This sheet talks about whether exposure to clonidine might increase the risk for birth defects. This information should not take the place of medical care and advice from your healthcare provider.

What is clonidine?

Clonidine is a medication used to treat high blood pressure, attention deficit hyperactivity disorder (ADHD) and in some cases bipolar disorder or pain. Some brand names include Catapres®, Duraclon® and Kapvay®. Clonidine is sometimes used in combination with other medication for the management of opioid withdrawal.

I take clonidine. Can it make it harder for me to get pregnant?

Studies have not been done to see if clonidine could make it harder for a woman to get pregnant.

I just found out I am pregnant. Should I stop taking clonidine?

Talk with your healthcare providers before making any changes to your prescription medication. For some women the benefits of staying on this medication during pregnancy may outweigh the potential risks.

Does taking clonidine increase the chance for miscarriage?

Miscarriage can occur in any pregnancy. Studies have not been done to see if clonidine can increase the chance for miscarriage.

Does taking clonidine increase the chance of having a baby with a birth defect?

In every pregnancy, a woman starts out with a 3-5% chance of having a baby with a birth defect. This is called her background risk. Clonidine has not been well studied, but given the current available data, it is unlikely that first trimester use of clonidine would significantly increase the chance of a birth defect.

Does taking clonidine increase the chance of pregnancy complications?

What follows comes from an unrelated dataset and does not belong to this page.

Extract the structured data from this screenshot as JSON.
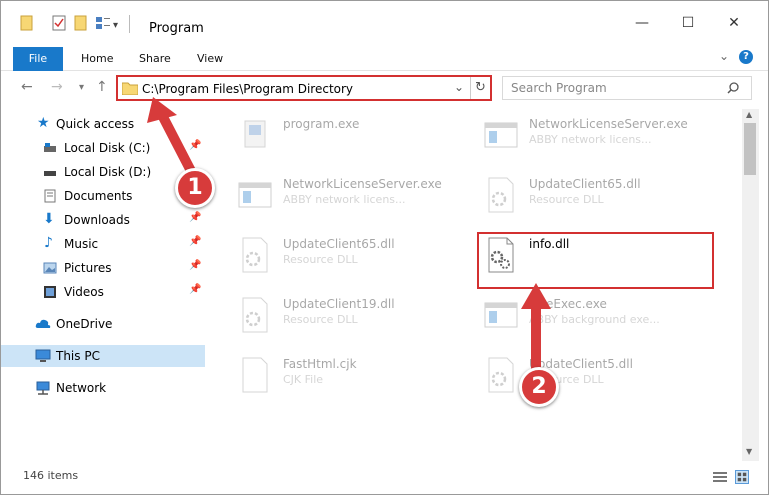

There is one report that shows that clonidine use may lead to a slower heart rate in mom leading to a lower birth weight in the baby. In the cases where the woman was using clonidine to treat high blood pressure, her blood pressure may have played a role in the reduced weight of the baby. There have been some reports of babies being born with low blood pressure if their mother was using clonidine near the time of delivery. This effect was temporary. Not all babies will have this problem. High blood pressure has also been reported in 4 babies perhaps related to withdrawal.

Will taking clonidine during pregnancy affect my baby’s behavior or cause learning problems?

Probably not. One report found a higher rate of sleep problems in children exposed to clonidine during pregnancy. This same behavior has been seen in animal studies. However, other studies have reported that the use of clonidine later in pregnancy does not cause other adverse effects on the baby.

Can I breastfeed my baby if I am taking clonidine?

Clonidine can be found in breastmilk. Taking clonidine may reduce milk supply. There is a report of one newborn baby who was drowsy, floppy (poor muscle control), and had periods of not breathing and possible seizure activity. These symptoms started soon after delivery and went away when breastfeeding was stopped, days after birth. It is not known if the symptoms were due to pregnancy exposure to clonidine, breastfeeding while taking clonidine, or other reasons. There are 10 other reports of babies who were breastfed while mom was taking clonidine that did not have reported side effects. If you take clonidine and breastfeed, talk with your child’s healthcare provider to see if any special follow up is needed. Talk to your healthcare provider about all of your breastfeeding questions.

What if the baby’s father takes clonidine?

Impotence (a form of erectile dysfunction) has been reported in some men with high blood pressure being treated with clonidine. If a man experiences this issue, he may have more trouble getting his partner pregnant. In general, exposures that fathers have are unlikely to increase risks to a pregnancy. For more information, please see the MotherToBaby fact sheet Paternal Exposures and Pregnancy at https://mothertobaby.org/fact-sheets/paternal-exposures-pregnancy/pdf/.

Selected References:

  • Boutroy MJ, et al. 1988. Clonidine: Placental transfer and neonatal adaption. Early Hum Dev 17:275-286.
  • Bunjes R, Schaefer C. 1993. Clonidine and breast-feeding. Clinical Pharm 12:178-9.
  • Horvath JS, et al. 1985. Clonidine hydrochloride a safe and effective antihypertensive agent in pregnancy. Obstet Gynecol 66:634-8.
  • Huisjes, et al. 1986. Is clonidine a behavioural teratogen in the human? Early Hum Dev 14:43-8.
  • Khan A, et al. 1970. Clonidine (Catapres): a new anti-hypertensive agent. Cur Ther Res 12:10.
  • Mirmiran M. 1986. The importance of fetal/neonatal REM sleep. Eur J Obstet Gynecol Reprod Biol 21:283-91.
  • Rothberger S, et al. 2010. Pharmacodynamics of clonidine therapy in pregnancy: a heterogeneous maternal response impacts fetal growth. Am J Hypertens. 23(11):1234-40.
  • Sevrez C, et al. 2014. [Transplacental or breast milk intoxication to clonidine: a case of neonatal hypotonia and drowsiness]. Arch Pediatr. 21(2):198-200.
  • Stoll C, et al. 1979. Robert’s syndrome and clonidine. J Med Genet 16:486-8.
  • Tsai TH, et al. 1982. Teratologic and reproductive studies of lofexidine. Arzneimittelforsh 32:962-6.